> [Problem details]
Please reproduce the records, omitting nothing and changing nothing.

> [Given data]
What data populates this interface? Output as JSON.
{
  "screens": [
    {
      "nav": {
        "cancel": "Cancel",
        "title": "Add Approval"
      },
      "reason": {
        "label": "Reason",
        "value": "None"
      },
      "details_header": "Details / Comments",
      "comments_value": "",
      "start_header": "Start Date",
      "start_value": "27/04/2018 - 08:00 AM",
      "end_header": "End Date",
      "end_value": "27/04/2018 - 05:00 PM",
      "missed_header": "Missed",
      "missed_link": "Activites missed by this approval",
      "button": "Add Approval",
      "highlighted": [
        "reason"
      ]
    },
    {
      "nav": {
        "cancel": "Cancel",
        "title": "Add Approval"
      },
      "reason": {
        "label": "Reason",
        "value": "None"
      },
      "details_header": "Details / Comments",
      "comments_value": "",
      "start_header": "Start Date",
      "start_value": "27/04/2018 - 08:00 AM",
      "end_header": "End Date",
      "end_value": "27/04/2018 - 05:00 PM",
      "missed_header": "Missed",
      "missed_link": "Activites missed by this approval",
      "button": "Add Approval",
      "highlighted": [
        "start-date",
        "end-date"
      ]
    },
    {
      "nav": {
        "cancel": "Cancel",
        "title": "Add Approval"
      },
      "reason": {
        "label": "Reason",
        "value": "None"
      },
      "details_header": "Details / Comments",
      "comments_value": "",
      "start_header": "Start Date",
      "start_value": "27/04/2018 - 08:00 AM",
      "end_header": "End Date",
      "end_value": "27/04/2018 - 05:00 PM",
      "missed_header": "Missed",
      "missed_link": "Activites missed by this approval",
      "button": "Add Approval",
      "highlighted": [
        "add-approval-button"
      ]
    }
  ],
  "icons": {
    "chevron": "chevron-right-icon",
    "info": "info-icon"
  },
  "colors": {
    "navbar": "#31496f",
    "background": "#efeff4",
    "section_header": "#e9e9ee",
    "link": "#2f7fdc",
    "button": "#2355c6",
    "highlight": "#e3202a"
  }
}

> [Response area]
What data populates this interface? Output as JSON.
{
  "screens": [
    {
      "nav": {
        "cancel": "Cancel",
        "title": "Add Approval"
      },
      "reason": {
        "label": "Reason",
        "value": "None"
      },
      "details_header": "Details / Comments",
      "comments_value": "",
      "start_header": "Start Date",
      "start_value": "27/04/2018 - 08:00 AM",
      "end_header": "End Date",
      "end_value": "27/04/2018 - 05:00 PM",
      "missed_header": "Missed",
      "missed_link": "Activites missed by this approval",
      "button": "Add Approval",
      "highlighted": [
        "reason"
      ]
    },
    {
      "nav": {
        "cancel": "Cancel",
        "title": "Add Approval"
      },
      "reason": {
        "label": "Reason",
        "value": "None"
      },
      "details_header": "Details / Comments",
      "comments_value": "",
      "start_header": "Start Date",
      "start_value": "27/04/2018 - 08:00 AM",
      "end_header": "End Date",
      "end_value": "27/04/2018 - 05:00 PM",
      "missed_header": "Missed",
      "missed_link": "Activites missed by this approval",
      "button": "Add Approval",
      "highlighted": [
        "start-date",
        "end-date"
      ]
    },
    {
      "nav": {
        "cancel": "Cancel",
        "title": "Add Approval"
      },
      "reason": {
        "label": "Reason",
        "value": "None"
      },
      "details_header": "Details / Comments",
      "comments_value": "",
      "start_header": "Start Date",
      "start_value": "27/04/2018 - 08:00 AM",
      "end_header": "End Date",
      "end_value": "27/04/2018 - 05:00 PM",
      "missed_header": "Missed",
      "missed_link": "Activites missed by this approval",
      "button": "Add Approval",
      "highlighted": [
        "add-approval-button"
      ]
    }
  ],
  "icons": {
    "chevron": "chevron-right-icon",
    "info": "info-icon"
  },
  "colors": {
    "navbar": "#31496f",
    "background": "#efeff4",
    "section_header": "#e9e9ee",
    "link": "#2f7fdc",
    "button": "#2355c6",
    "highlight": "#e3202a"
  }
}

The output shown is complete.